• [WHAT TO DO] Scan the data for "text" and copy each matching line.

• [INFORMATION GIVEN]
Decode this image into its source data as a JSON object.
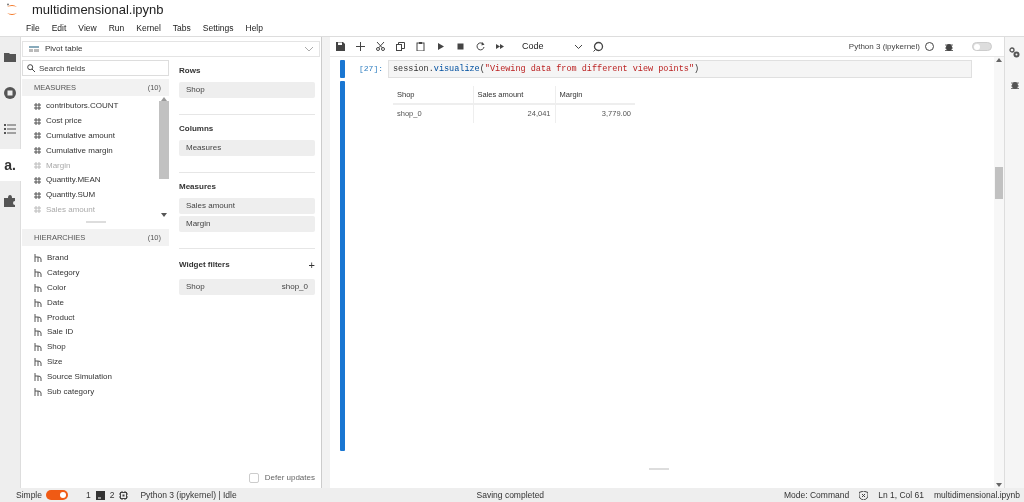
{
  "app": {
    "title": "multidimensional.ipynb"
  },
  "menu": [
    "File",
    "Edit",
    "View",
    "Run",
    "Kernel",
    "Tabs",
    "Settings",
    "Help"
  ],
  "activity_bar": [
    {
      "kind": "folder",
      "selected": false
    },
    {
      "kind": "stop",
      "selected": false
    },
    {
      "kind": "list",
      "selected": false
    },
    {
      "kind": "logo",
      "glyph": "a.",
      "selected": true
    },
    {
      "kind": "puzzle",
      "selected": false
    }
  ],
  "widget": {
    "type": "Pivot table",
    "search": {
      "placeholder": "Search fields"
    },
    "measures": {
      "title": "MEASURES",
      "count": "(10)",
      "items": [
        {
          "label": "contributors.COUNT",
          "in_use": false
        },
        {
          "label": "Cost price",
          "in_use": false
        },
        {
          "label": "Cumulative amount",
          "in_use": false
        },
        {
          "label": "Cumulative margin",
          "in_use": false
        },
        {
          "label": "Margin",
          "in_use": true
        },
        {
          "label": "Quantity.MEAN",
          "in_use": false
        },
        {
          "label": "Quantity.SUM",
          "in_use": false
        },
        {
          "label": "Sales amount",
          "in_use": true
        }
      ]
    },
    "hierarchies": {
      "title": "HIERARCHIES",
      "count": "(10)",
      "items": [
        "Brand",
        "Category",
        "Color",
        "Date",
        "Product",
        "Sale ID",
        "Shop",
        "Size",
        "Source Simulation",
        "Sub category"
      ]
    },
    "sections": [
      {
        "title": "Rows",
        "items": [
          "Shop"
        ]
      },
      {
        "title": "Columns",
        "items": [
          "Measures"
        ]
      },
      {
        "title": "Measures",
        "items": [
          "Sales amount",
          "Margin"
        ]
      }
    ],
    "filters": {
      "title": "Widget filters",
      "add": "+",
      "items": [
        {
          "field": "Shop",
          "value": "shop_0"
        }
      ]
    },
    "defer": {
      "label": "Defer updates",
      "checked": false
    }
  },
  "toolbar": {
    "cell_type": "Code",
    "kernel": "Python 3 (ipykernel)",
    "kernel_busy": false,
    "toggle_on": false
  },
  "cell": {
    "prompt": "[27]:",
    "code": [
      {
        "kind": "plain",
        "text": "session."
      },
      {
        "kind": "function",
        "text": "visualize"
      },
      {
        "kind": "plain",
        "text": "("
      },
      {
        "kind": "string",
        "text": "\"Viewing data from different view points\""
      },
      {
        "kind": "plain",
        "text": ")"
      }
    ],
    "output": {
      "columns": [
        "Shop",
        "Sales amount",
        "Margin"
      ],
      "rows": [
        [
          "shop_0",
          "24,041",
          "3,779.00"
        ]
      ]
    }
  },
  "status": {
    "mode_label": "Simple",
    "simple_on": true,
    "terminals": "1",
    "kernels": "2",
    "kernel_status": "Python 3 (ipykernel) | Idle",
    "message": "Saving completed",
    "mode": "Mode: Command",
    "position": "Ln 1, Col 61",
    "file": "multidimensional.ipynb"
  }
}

• [TASK RESPONSE]
        "text": "session."
        "text": "visualize"
        "text": "("
        "text": "\"Viewing data from different view points\""
        "text": ")"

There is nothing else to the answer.